About 130 public school teachers in the District could lose their jobs after the city’s school system issued “excess notices” on Friday.
In a statement issued Friday evening, the system said it was eliminating the positions – but not the jobs – of 333 teachers and that about 60 percent of those employees would likely remain with DCPS in some capacity.
“Excessed employees can apply for open positions at other schools where budgets have increased or where programmatic changes require their expertise,” DCPS said.
But that means 40 percent of the affected employees — 133 people — could lose their jobs by August.
Schools Chancellor Kaya Henderson said that although the District’s procedures pose challenges for some teachers, the process is necessary for the system.
“It’s never easy to hear that you will not be able to continue in your current position for next school year,” Henderson said. “But the excessing process is essential as it helps us ensure that all of our staff are located where they are needed for the coming school year.”
In an interview with The Washington Examiner, Nathan Saunders, the president of the Washington Teachers' Union, decried the move.
"This process creates personal turmoil and anxiety among teachers," Saunders said. "I believe there’s a better way to deal with… the scenario."

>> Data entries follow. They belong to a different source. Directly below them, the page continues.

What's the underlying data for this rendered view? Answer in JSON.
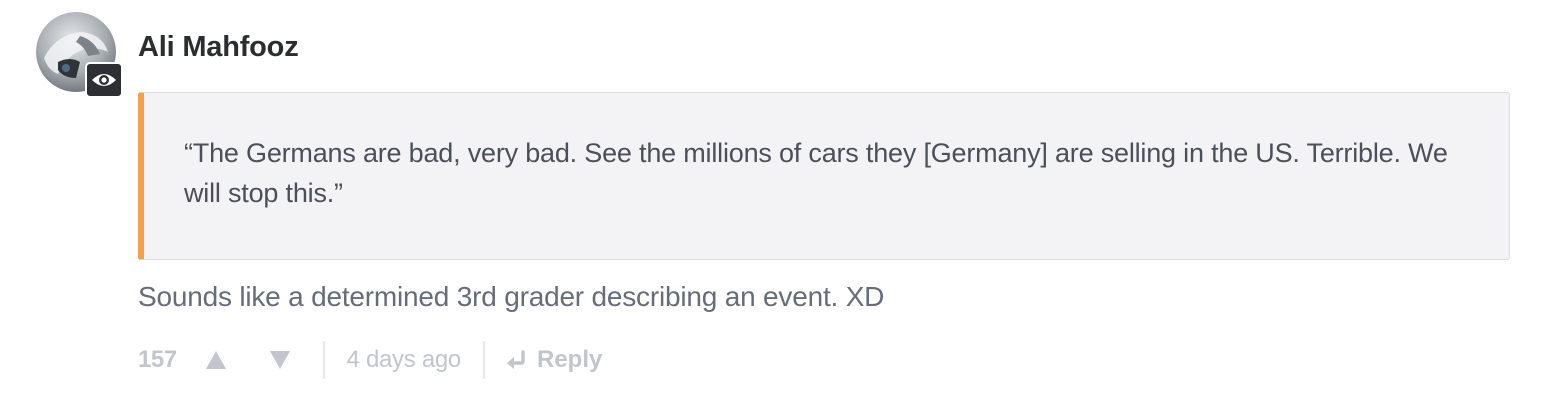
{
  "comment": {
    "author": "Ali Mahfooz",
    "avatar_icon": "user-avatar",
    "badge_icon": "eye-icon",
    "quote": "“The Germans are bad, very bad. See the millions of cars they [Germany] are selling in the US. Terrible. We will stop this.”",
    "text": "Sounds like a determined 3rd grader describing an event. XD",
    "footer": {
      "votes": "157",
      "upvote_icon": "triangle-up-icon",
      "downvote_icon": "triangle-down-icon",
      "timestamp": "4 days ago",
      "reply_icon": "reply-arrow-icon",
      "reply_label": "Reply"
    }
  },
  "colors": {
    "quote_accent": "#f7a04b",
    "quote_background": "#f3f3f5",
    "muted": "#c2c6cc",
    "author": "#2a2e2e"
  }
}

Saunders added that he was optimistic most teachers who want to keep their jobs will be able to because of a number of planned retirements.

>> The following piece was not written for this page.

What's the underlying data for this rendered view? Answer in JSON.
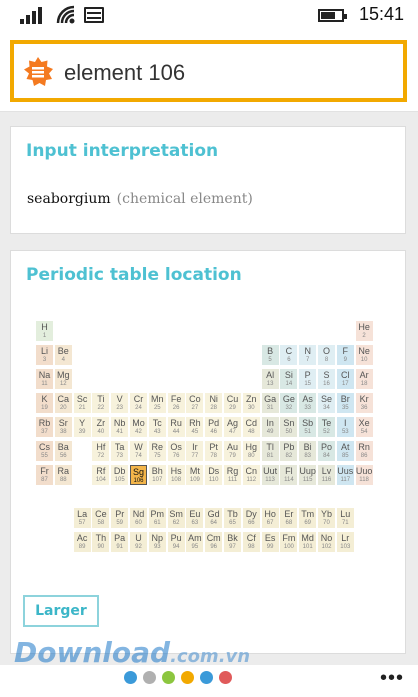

The employees who received the notices have until Aug. 15, the system said, to find new placements within DCPS.
After that date, teachers who received “effective” or “highly effective” ratings can accept either a $25,000 buyout or a one-year post at a District school.

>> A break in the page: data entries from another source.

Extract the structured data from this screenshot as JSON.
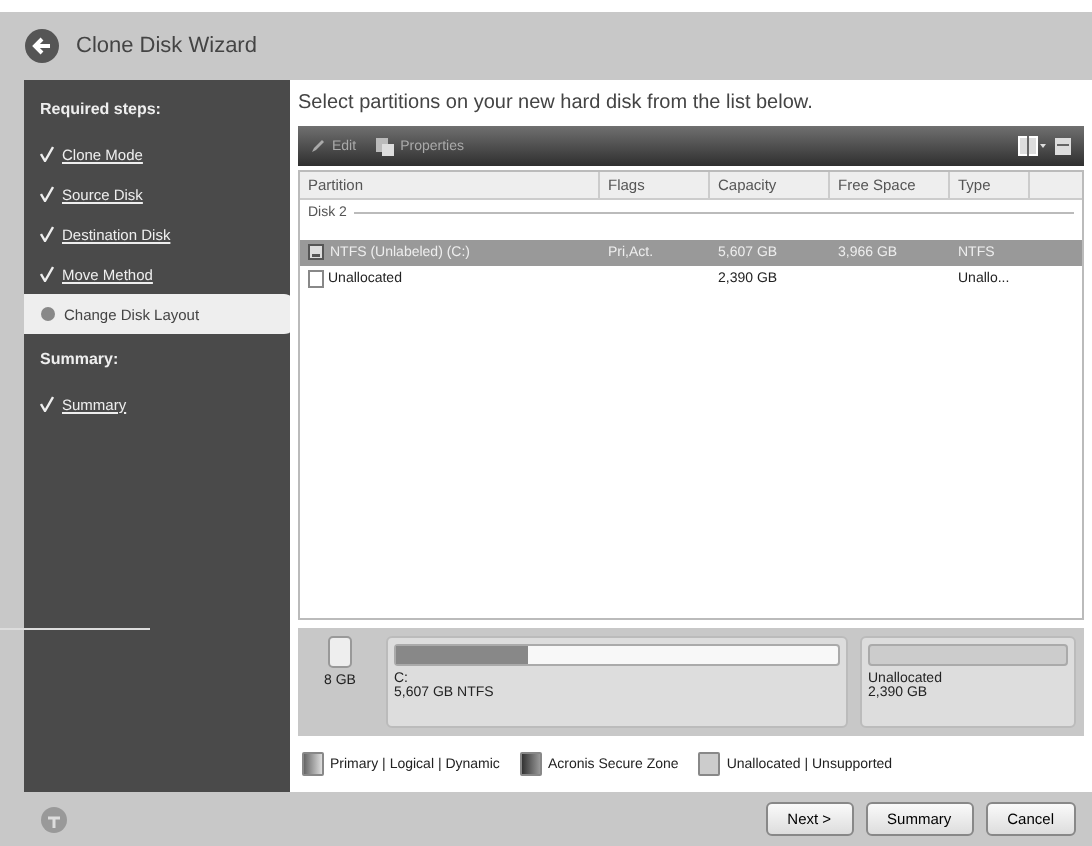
{
  "window": {
    "title": "Clone Disk Wizard"
  },
  "sidebar": {
    "sections": [
      {
        "heading": "Required steps:",
        "items": [
          {
            "label": "Clone Mode",
            "done": true,
            "selected": false
          },
          {
            "label": "Source Disk",
            "done": true,
            "selected": false
          },
          {
            "label": "Destination Disk",
            "done": true,
            "selected": false
          },
          {
            "label": "Move Method",
            "done": true,
            "selected": false
          },
          {
            "label": "Change Disk Layout",
            "done": false,
            "selected": true
          }
        ]
      },
      {
        "heading": "Summary:",
        "items": [
          {
            "label": "Summary",
            "done": true,
            "selected": false
          }
        ]
      }
    ]
  },
  "instruction": "Select partitions on your new hard disk from the list below.",
  "toolbar": {
    "items": [
      {
        "label": "Edit",
        "kind": "edit"
      },
      {
        "label": "Properties",
        "kind": "properties"
      }
    ]
  },
  "table": {
    "columns": [
      "Partition",
      "Flags",
      "Capacity",
      "Free Space",
      "Type"
    ],
    "group": "Disk 2",
    "rows": [
      {
        "partition": "NTFS (Unlabeled) (C:)",
        "flags": "Pri,Act.",
        "capacity": "5,607 GB",
        "free_space": "3,966 GB",
        "type": "NTFS",
        "selected": true
      },
      {
        "partition": "Unallocated",
        "capacity": "2,390 GB",
        "type": "Unallo...",
        "selected": false
      }
    ]
  },
  "disk_map": {
    "size": "8 GB",
    "partitions": [
      {
        "name": "C:",
        "detail": "5,607 GB NTFS",
        "kind": "primary",
        "level": 0.3
      },
      {
        "name": "Unallocated",
        "detail": "2,390 GB",
        "kind": "unallocated"
      }
    ]
  },
  "legend": [
    {
      "label": "Primary | Logical | Dynamic",
      "kind": "primary"
    },
    {
      "label": "Acronis Secure Zone",
      "kind": "secure"
    },
    {
      "label": "Unallocated | Unsupported",
      "kind": "unallocated"
    }
  ],
  "buttons": [
    "Next >",
    "Summary",
    "Cancel"
  ]
}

Teachers who don’t fall into either ratings category will separate from the system on Aug. 20.
The number of excessed teachers fell from last year, when 384 members of the WTU had their positions eliminated.
As recently as 2009, 427 people received excess notices.